Dr. Morse's Indian Root Pills was one of the most successful and enduring products to be manufactured and marketed in North America as part of the lucrative patent medicine industry, which thrived during most of the 19th and 20th centuries. It was claimed that the pills contained herbal ingredients that would help to "cleanse the blood," as "impurity of the blood" was believed to be the cause of all disease.
Additional recommended knowledge
The pills were first formulated and manufactured in 1854 by Andrew B. Moore, who was then operating under the name A.B. Moore in Buffalo, New York. Rights to the pills were then transferred through a number of different business partnerships under the control of Moore, Andrew J. White, Baldwin L. Judson, George Wells Comstock and his nephew, William Henry Comstock. These reorganizations all occurred amid numerous disputes and lawsuits. Ownership of Dr. Morse's Indian Root Pills finally stabilized in 1867 when it settled solely in the hands of William Henry Comstock, and, thereafter, business was carried out under the name W.H. Comstock Co. Ltd.. During the long period of instability, the manufacturing operations moved from Buffalo to New York City and then to dual sites on opposite sides of the St. Lawrence River, one at Brockville, Ontario and the other at Morristown, New York.
When William Henry Comstock died in 1919, control of the company passed to his son, William Henry Comstock II, known to some as "Young Bill." W.H. Comstock Co. Ltd. ceased operations in 1960. This was precipitated by the overall decline of the patent medicine industry and the death of Young Bill in 1959.
The marketing of Dr. Morse's Indian Root Pills was the most significant chapter of the complex history of the Comstock patent medicine business.
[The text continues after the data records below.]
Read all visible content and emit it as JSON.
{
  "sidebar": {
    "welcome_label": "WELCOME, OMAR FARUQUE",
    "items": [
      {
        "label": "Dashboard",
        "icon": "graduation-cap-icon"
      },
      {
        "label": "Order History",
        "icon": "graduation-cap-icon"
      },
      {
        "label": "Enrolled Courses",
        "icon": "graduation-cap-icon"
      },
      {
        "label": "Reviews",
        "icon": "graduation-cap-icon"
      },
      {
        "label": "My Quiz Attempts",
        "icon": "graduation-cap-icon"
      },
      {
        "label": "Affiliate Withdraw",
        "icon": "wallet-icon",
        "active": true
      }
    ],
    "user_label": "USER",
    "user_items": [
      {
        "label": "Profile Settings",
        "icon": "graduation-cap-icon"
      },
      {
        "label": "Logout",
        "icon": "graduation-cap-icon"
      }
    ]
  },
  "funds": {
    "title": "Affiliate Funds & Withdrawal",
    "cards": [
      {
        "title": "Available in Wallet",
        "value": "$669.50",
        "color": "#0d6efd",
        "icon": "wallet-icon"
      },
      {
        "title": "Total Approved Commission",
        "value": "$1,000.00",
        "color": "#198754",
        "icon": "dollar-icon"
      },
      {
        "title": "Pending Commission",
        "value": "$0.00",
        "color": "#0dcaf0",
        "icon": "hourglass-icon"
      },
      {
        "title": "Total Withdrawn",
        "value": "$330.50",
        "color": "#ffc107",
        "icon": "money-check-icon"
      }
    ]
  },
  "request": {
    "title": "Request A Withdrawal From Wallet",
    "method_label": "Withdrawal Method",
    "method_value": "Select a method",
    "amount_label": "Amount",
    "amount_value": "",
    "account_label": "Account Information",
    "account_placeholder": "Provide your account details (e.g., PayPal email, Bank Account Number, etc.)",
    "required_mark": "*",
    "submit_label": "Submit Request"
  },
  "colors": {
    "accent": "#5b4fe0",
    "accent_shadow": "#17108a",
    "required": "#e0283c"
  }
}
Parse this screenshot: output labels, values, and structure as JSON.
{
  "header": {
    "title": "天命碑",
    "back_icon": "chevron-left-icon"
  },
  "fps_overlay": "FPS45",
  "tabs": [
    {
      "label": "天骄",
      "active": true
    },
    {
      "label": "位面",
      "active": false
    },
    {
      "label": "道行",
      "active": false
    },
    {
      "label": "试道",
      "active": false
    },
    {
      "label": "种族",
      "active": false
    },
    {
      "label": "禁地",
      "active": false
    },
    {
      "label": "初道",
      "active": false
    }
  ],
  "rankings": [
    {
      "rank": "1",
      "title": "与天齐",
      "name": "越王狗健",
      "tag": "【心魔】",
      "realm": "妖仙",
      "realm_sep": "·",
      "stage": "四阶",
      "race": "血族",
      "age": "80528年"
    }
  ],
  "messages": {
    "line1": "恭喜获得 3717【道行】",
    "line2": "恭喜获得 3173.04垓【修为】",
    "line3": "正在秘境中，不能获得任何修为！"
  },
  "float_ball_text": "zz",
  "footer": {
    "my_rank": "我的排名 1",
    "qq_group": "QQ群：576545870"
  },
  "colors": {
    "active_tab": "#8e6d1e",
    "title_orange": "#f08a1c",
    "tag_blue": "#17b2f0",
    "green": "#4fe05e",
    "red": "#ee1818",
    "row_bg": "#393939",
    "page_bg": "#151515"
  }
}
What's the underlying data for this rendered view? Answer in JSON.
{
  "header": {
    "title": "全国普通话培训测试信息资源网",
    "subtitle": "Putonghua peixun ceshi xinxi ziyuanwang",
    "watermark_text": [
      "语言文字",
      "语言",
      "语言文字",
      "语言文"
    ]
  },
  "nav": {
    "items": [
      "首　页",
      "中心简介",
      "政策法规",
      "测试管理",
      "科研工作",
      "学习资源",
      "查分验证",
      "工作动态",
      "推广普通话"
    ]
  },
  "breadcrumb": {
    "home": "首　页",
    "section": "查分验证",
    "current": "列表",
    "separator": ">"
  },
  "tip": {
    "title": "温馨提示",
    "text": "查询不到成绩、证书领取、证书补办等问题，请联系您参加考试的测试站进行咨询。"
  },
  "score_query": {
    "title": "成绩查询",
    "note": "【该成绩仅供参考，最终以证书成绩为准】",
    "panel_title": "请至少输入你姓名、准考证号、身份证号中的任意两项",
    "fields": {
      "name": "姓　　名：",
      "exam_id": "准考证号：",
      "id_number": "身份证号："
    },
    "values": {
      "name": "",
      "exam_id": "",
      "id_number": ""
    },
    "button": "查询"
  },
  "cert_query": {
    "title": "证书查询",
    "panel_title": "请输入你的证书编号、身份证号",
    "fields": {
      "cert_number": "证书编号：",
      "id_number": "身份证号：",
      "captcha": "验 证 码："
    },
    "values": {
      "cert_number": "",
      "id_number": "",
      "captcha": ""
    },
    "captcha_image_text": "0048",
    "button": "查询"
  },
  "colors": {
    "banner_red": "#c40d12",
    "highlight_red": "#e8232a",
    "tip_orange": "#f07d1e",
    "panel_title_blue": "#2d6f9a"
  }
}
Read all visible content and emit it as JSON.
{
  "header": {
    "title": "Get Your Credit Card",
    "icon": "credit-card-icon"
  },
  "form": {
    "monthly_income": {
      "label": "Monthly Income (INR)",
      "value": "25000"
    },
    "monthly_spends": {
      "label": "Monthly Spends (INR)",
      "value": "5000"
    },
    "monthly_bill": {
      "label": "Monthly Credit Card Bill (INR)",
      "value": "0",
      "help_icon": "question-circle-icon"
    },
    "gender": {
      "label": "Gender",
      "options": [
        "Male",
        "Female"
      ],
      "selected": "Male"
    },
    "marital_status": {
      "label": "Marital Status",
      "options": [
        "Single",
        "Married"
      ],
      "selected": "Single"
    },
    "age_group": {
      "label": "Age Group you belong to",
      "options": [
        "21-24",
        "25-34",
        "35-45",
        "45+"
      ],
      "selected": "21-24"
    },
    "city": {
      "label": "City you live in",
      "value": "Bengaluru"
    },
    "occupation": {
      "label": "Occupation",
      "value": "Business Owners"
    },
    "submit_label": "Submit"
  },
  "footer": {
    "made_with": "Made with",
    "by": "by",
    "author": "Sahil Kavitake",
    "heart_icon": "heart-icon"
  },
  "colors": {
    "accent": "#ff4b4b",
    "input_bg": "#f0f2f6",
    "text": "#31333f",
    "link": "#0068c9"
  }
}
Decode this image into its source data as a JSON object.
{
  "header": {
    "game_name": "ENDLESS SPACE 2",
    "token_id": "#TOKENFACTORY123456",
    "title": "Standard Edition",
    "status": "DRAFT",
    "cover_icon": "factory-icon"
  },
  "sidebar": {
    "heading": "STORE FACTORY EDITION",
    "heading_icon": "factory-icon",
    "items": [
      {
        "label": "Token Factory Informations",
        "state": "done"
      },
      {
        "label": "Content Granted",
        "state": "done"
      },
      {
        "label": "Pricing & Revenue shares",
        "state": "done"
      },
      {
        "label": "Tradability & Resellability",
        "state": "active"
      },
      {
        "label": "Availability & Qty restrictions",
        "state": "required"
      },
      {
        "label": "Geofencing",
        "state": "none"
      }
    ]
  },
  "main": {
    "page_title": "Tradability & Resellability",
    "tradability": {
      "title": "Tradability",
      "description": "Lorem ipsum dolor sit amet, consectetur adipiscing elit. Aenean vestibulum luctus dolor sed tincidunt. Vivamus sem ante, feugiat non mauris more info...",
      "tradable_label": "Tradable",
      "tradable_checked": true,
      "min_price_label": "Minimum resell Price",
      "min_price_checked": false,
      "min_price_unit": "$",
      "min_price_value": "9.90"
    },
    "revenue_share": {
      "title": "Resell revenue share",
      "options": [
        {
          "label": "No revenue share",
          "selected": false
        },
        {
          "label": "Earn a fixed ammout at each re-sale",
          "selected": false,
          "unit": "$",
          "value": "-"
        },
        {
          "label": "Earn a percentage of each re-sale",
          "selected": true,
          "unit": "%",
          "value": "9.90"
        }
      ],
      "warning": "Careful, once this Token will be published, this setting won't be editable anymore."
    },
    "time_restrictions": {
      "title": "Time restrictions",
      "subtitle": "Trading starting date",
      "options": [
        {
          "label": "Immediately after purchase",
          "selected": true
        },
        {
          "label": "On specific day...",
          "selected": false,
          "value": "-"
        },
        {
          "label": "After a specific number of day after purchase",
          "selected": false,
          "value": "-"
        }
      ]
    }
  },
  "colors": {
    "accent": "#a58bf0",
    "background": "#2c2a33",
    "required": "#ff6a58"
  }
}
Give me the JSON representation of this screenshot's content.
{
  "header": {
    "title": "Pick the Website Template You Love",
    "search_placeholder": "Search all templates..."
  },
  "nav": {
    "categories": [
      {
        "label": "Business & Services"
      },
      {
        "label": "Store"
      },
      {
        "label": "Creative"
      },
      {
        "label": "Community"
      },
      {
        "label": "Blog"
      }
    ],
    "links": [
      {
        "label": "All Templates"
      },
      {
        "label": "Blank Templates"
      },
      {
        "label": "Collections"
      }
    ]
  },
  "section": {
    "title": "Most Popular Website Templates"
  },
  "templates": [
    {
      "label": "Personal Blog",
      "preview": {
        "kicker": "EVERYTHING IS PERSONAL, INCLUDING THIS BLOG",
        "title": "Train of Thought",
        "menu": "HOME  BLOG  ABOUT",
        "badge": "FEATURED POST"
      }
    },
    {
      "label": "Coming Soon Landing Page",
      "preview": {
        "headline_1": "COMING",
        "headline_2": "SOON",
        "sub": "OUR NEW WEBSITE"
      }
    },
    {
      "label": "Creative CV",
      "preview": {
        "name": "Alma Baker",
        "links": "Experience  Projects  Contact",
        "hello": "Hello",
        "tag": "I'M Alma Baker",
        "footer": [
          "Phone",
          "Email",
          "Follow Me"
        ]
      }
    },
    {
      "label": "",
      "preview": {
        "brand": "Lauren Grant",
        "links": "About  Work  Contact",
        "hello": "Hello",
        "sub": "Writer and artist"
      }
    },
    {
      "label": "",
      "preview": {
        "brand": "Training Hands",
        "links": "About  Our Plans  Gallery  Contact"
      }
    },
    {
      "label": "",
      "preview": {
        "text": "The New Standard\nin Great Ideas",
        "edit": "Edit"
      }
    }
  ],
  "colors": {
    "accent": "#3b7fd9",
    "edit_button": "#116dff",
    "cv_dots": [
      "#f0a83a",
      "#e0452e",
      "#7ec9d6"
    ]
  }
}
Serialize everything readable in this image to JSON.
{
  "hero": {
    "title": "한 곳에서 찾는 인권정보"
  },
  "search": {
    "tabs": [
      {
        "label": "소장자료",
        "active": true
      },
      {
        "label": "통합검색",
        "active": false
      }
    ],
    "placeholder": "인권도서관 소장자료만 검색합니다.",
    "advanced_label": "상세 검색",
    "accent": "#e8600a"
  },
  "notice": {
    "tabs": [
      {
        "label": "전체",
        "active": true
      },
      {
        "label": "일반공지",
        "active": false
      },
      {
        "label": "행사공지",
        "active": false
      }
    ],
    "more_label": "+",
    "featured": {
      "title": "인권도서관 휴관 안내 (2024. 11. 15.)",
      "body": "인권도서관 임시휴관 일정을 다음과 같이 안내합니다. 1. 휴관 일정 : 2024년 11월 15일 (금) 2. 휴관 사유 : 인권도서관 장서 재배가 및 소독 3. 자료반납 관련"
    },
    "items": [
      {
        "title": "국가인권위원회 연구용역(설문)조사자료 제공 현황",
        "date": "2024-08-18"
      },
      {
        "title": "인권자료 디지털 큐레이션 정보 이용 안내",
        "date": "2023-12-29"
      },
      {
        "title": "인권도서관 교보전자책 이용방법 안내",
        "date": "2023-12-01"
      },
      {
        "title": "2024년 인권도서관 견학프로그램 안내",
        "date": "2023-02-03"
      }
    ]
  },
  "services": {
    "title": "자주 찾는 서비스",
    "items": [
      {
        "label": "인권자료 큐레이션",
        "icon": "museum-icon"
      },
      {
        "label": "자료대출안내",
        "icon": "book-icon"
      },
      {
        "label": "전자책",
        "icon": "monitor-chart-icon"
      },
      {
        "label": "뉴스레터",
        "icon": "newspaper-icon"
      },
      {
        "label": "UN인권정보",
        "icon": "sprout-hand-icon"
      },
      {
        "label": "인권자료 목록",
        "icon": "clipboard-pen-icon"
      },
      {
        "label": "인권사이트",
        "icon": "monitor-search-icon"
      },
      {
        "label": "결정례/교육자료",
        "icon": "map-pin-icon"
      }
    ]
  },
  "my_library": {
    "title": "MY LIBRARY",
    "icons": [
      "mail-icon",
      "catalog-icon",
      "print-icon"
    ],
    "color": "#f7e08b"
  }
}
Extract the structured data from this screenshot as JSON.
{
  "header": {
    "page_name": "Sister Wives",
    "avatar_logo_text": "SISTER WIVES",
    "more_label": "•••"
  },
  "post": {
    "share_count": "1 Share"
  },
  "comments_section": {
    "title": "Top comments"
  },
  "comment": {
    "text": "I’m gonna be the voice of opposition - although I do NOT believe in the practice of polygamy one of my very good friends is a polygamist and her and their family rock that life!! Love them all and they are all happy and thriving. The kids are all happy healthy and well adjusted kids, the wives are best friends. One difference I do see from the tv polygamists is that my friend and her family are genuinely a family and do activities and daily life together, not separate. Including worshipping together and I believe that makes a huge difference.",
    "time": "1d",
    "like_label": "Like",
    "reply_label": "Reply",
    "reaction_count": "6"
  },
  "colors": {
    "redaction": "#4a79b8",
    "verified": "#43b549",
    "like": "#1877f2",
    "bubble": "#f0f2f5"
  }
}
The first chapter was that of Edwin P. Comstock, the father of William Henry Comstock I. Edwin founded a drug company in New York City in 1833. Between 1833 and the time of the acquisition of the rights to Dr. Morse's Indian Root Pills, the company remained under the control of the Comstocks through the additional involvement of Edwin's brothers; Lucius, Albert Lee, John Carlton and George Wells. Before and during the marketing of Dr. Morse's Indian Root Pills, the Comstock patent medicine business was involved in the sale of a number of other successful drugs, including Carlton's Pile Liniment, Oldridge's Balm of Columbia, Kline's Tooth Ache Drops and Judson's Worm Tea.
Shaw, Robert B. History of the Comstock Patent Medicine Business and Dr. Morse's Indian Root Pills. Washington: Smithsonian Institution Press, 1972.
|This article is licensed under the GNU Free Documentation License. It uses material from the Wikipedia article "Dr._Morse's_Indian_Root_Pills". A list of authors is available in Wikipedia.|